July 11, 2013 at 11:21 pm
By Christopher Goins
When the enrollment date for individual health plans rolls around in October, former inmates will also be eligible for health plans offered in state health care exchanges, another part of the “Obamacare” Affordable Care Act implementation. But health advocates say that at best it’s more likely they’ll be signing up for Medicaid, because of their low incomes.
About 9,000 to 10,000 inmates are released from Maryland prisons annually.
“Statistically a majority of the people we see, we help enroll into the Primary health care program,” said Sheila Mackertich, vice president of Health Care Reform Initiatives at Health Care Access Maryland. “Most of our people are either low income or no income.”
Vincent DeMarco, president of Maryland Citizens’ Health Initiative, believes it wouldn’t make any economic sense nor would it be fair to bar inmates from increased benefits.
“We want them to become citizens as part of our community and not just go back to jail and one of the best ways is to keep them healthy,” he said.
State trains release planners to help inmates get medical care
The Department of Public Safety and Correctional Services, in anticipation of new Obamacare regulations, has hired and trained eight “release planners” — registered nurses who are supposed to make sure inmates have the right medical services to transition back to society, said spokesman Mark Vernarelli.
DPSCS said they also held planning meetings with the state’s Department of Health and Mental Hygiene which included talk about outreach to inmates. Officials also met with the Department of Human Resources and the Open Society Institute, which has received a grant to perform early outreach for prisoners with short sentences in Baltimore City.
Vernarelli said “top inmate health officials” will be meeting with OSI again later in July to discuss health outreach for inmates.
“Accordingly, the DPSCS is well-positioned to provide proper release planning services to the sentenced and jail population to include applying for medical services to these new and expanded programs,” Vernarelli said.
Increased Medicaid benefits
Inmates were allowed to sign up for Medicaid before the Affordable Care Act, but only if they had children and incomes at or below 116% of the federal poverty level. Single adults were only eligible for the limited Primary Adult Care program, which covered only primary care, outpatient substance abuse care and mental health care.

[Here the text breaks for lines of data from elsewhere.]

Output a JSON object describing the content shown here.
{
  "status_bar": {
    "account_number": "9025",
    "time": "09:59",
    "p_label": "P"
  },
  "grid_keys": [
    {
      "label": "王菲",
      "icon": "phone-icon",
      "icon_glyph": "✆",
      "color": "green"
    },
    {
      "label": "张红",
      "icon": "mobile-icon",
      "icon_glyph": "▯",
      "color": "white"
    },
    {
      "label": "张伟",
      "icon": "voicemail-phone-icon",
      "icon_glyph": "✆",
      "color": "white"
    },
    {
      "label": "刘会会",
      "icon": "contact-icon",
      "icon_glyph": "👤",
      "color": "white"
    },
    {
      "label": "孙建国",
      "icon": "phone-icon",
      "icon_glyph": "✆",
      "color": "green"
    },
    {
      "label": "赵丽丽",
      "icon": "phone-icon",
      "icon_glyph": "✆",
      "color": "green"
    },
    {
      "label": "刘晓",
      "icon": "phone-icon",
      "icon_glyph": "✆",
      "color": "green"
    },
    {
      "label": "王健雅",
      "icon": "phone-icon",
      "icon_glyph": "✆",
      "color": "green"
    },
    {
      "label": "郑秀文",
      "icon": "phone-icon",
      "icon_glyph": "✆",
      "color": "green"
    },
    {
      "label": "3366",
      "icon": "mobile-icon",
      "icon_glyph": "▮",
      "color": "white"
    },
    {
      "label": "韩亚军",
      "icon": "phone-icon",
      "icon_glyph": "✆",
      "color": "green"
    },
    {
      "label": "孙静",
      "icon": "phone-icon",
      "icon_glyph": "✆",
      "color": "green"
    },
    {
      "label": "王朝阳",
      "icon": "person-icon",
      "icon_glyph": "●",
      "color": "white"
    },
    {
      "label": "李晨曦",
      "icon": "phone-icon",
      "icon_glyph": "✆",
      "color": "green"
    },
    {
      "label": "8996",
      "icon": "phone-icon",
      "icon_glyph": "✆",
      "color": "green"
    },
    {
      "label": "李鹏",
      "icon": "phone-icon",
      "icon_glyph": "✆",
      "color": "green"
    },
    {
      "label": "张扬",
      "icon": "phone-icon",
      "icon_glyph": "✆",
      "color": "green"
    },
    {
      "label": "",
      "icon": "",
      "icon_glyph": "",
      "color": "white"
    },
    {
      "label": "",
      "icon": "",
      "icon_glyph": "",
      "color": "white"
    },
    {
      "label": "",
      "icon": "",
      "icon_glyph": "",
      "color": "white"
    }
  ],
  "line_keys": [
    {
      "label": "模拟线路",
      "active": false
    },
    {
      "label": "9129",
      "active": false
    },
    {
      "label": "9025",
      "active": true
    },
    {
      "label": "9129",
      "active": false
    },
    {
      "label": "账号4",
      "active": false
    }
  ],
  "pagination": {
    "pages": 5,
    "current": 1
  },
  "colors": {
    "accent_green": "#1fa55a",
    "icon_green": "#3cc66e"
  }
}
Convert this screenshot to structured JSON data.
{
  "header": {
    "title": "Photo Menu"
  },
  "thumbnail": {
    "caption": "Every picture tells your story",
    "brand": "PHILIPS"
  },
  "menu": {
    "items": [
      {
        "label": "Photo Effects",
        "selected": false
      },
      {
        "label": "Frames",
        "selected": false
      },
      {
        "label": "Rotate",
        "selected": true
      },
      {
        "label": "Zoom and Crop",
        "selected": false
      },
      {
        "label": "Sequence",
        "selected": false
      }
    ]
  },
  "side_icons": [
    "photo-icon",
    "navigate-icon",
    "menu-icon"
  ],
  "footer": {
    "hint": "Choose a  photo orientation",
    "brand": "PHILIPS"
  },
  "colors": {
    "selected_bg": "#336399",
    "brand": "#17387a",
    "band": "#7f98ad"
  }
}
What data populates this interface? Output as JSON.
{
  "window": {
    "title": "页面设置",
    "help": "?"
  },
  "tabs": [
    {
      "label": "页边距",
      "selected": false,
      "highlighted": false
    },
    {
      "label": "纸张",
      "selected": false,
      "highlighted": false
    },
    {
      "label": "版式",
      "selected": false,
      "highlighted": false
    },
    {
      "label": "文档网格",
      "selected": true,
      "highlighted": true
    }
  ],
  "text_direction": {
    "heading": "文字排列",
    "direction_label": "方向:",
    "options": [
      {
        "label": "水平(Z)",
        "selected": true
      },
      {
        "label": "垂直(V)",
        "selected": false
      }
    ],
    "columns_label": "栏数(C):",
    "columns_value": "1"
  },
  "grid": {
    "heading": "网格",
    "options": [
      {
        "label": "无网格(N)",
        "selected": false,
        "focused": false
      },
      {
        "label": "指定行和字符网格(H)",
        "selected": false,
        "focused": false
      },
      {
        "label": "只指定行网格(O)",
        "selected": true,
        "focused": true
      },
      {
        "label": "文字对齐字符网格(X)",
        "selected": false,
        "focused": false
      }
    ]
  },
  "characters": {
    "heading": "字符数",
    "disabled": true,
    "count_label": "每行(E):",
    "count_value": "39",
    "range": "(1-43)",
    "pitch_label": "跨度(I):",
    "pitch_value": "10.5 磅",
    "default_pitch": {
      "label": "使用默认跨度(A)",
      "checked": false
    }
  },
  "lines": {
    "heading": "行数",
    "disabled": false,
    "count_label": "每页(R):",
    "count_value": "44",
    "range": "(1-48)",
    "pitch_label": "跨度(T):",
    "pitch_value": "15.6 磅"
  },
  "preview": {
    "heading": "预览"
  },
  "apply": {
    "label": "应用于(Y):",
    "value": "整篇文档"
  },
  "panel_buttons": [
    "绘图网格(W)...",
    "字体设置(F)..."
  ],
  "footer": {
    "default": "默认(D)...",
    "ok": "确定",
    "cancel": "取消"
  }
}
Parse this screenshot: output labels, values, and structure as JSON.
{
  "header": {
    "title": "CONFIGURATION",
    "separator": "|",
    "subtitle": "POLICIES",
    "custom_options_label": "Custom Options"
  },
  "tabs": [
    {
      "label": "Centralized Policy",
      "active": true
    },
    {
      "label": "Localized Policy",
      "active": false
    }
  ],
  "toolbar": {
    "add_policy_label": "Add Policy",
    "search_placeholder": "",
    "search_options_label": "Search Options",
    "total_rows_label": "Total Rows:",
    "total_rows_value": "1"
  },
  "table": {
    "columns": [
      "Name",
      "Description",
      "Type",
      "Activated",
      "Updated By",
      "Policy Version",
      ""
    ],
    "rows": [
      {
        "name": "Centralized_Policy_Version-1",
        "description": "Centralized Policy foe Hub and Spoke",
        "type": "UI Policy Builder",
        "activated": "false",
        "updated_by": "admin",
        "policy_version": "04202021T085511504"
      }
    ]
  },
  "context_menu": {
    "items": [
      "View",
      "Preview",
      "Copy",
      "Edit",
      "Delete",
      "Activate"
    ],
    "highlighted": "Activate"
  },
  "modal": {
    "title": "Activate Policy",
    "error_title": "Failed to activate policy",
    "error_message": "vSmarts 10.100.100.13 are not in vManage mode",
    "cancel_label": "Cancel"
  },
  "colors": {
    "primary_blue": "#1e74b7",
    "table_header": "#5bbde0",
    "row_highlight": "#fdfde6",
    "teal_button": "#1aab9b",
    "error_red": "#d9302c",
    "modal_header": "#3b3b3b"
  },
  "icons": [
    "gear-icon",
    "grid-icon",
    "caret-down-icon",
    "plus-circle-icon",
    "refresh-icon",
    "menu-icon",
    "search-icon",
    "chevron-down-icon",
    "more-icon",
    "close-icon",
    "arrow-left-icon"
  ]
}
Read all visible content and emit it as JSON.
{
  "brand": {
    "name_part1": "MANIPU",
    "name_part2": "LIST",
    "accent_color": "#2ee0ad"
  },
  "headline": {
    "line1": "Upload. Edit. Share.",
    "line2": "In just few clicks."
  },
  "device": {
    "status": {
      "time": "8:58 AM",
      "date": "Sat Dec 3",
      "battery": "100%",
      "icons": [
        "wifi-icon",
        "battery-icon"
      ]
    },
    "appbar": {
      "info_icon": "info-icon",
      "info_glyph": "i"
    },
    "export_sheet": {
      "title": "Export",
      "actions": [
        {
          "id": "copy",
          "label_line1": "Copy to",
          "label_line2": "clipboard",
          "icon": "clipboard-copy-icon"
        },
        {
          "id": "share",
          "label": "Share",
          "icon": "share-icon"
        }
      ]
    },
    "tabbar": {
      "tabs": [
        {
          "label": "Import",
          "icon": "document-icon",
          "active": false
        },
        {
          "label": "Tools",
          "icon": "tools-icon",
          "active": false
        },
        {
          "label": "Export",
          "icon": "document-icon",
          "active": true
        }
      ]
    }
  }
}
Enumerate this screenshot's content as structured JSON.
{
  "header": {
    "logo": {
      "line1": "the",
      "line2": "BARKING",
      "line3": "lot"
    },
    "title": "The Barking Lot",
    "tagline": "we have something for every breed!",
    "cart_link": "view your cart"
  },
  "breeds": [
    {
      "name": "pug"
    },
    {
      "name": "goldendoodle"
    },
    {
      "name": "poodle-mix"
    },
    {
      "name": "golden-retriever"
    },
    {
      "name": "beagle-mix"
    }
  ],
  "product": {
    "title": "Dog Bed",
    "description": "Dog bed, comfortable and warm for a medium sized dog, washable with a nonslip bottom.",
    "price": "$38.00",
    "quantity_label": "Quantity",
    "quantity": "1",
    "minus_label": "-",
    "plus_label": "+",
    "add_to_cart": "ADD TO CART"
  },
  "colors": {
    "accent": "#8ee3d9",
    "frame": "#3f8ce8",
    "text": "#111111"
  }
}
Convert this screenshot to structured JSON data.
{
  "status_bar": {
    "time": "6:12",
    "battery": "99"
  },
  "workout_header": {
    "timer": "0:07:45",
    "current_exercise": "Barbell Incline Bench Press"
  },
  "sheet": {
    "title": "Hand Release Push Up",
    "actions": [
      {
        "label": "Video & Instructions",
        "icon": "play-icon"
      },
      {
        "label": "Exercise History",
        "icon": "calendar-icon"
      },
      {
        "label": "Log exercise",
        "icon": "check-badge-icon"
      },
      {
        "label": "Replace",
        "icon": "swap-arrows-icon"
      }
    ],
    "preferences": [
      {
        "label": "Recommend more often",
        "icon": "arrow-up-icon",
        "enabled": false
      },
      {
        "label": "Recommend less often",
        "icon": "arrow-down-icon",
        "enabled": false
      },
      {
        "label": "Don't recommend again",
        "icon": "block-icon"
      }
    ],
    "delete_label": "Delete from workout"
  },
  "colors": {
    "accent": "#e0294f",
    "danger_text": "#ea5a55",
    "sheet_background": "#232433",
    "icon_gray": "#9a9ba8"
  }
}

“They signed up for the Primary Adult Care program but they didn’t have a lot of benefits so people didn’t,” DeMarco said. “If they don’t have kids, they’ll be able to get the Medicaid benefits as of January 1 and I think the vast majority will sign up.”
After Jan. 1, Primary Adult Care will go away. Beneficiaries will be transferred over to full Medicaid. All adults making up to 133% of the federal poverty level, including former inmates, will be eligible — a change from the current income limit of 116% of the poverty level. That’s a decision that justs makes a lot of sense, DeMarco argues, since society will no longer have to pay for emergency hospitalization instead.
Because the automatic transition from the limited adult care program is coming, there is an effort underway for people to sign up now, so officials won’t be backlogged in January.
Should inmates qualify for plans?
Since the law exists, Senate Minority Leader E.J. Pipkin doesn’t think inmates should be ineligible for the plans offered in the exchange and the subsidies offered with it.
“I don’t think on the face of it that if they completed their sentence they should be excluded necessarily,” Pipkin said. “On the face of it I don’t have an objection to someone who has paid their debt to society to have eligibility.”
Don’t think for a second that Pipkin now supports the law — eligibility for former inmates is “just another item” buried in the bill coming to light before the Jan. 1 start date. Pipkin still thinks Obamacare is an intrusion into the private lives of citizens and will increase premiums. He cites Blue Cross Blue Shield’s request for a 25% premium hike this year.
Last Friday, the U.S. Department of Health and Human Services decided to run only random checks to verify the income of people who are applying for subsidies in 2014. That is instead of using comprehensive, systematic checks.
“It basically strips the program of any significant rules at all,” Pipkin said. “There’s a concern that that’s going to significantly add to the costs of the program for people who don’t qualify applying and not being verified,” Pipkin said.
Del. Susan Krebs, R-Carroll, pointed out another concern: some prisoners could sign up for Medicaid now but they don’t and instead use a more costly option — going to emergency rooms. She cited a bill passed a few years ago where prisoners could sign up and get their medication before they left prison but claimed they didn’t even do that.
Advocates for the incarcerated argue that inmates should be signed up for Medicaid or state health plans at the time of release so they don’t get lost in the system, said Ellen Weber, a University Maryland law professor who created the Drug Policy Clinic.
“The biggest impact is because all individuals have to have insurance coverage, there’s going to be a much greater effort to get everybody enrolled and that includes people who are leaving jails and prisons,” said Weber, adding that it’s a well recognized fact that former inmates have significant health problems, such as drug, alcohol, mental health problems, and will be in need of healthcare services.